Directions for this task: Pick every line out of the entries below that holds the string "przedsiębiorstwa", and report them.

[Opening Data for the task section]

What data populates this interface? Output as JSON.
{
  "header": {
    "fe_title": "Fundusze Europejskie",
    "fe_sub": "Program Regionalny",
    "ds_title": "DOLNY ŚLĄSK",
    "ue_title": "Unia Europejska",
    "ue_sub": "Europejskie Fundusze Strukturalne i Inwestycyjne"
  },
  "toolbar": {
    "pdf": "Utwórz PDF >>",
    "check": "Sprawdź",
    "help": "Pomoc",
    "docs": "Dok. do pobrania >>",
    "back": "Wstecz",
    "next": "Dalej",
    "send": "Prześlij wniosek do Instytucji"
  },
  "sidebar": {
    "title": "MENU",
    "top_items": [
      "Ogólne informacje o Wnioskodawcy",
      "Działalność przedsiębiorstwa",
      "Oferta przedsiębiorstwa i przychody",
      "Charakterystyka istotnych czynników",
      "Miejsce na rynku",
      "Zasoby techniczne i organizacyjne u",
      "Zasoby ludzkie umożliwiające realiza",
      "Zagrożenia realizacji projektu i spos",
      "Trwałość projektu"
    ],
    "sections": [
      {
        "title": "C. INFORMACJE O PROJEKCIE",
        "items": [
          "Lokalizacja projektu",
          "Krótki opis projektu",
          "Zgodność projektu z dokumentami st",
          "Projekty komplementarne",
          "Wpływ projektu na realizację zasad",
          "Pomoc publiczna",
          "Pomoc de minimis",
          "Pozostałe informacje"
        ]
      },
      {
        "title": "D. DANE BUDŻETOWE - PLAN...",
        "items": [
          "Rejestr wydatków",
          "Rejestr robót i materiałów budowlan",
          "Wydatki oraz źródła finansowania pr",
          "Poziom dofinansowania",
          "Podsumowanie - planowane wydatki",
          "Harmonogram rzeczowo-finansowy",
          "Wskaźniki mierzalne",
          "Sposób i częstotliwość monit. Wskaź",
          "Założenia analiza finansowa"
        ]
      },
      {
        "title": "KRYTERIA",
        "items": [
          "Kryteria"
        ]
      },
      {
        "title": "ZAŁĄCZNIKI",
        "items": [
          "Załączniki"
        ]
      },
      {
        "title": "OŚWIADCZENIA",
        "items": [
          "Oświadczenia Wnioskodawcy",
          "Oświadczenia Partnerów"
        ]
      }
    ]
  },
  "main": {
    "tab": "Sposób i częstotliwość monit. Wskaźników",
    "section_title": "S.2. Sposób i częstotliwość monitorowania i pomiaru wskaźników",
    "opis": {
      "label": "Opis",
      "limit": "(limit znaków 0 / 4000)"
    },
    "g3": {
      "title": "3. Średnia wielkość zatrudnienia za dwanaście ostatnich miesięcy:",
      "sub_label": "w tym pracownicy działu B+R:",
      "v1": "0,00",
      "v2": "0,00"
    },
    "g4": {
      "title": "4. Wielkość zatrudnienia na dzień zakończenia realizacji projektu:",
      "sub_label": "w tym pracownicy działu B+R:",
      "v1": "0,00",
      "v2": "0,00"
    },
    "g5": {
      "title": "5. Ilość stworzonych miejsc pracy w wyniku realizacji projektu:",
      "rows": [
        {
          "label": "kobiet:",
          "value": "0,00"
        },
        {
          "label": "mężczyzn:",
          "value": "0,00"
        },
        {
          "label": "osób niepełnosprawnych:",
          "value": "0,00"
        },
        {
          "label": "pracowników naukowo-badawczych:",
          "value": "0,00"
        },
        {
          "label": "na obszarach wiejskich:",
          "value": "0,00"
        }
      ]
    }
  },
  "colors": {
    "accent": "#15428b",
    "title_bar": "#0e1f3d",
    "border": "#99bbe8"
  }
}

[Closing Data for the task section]

Solution to this task:
      "Działalność przedsiębiorstwa",
      "Oferta przedsiębiorstwa i przychody",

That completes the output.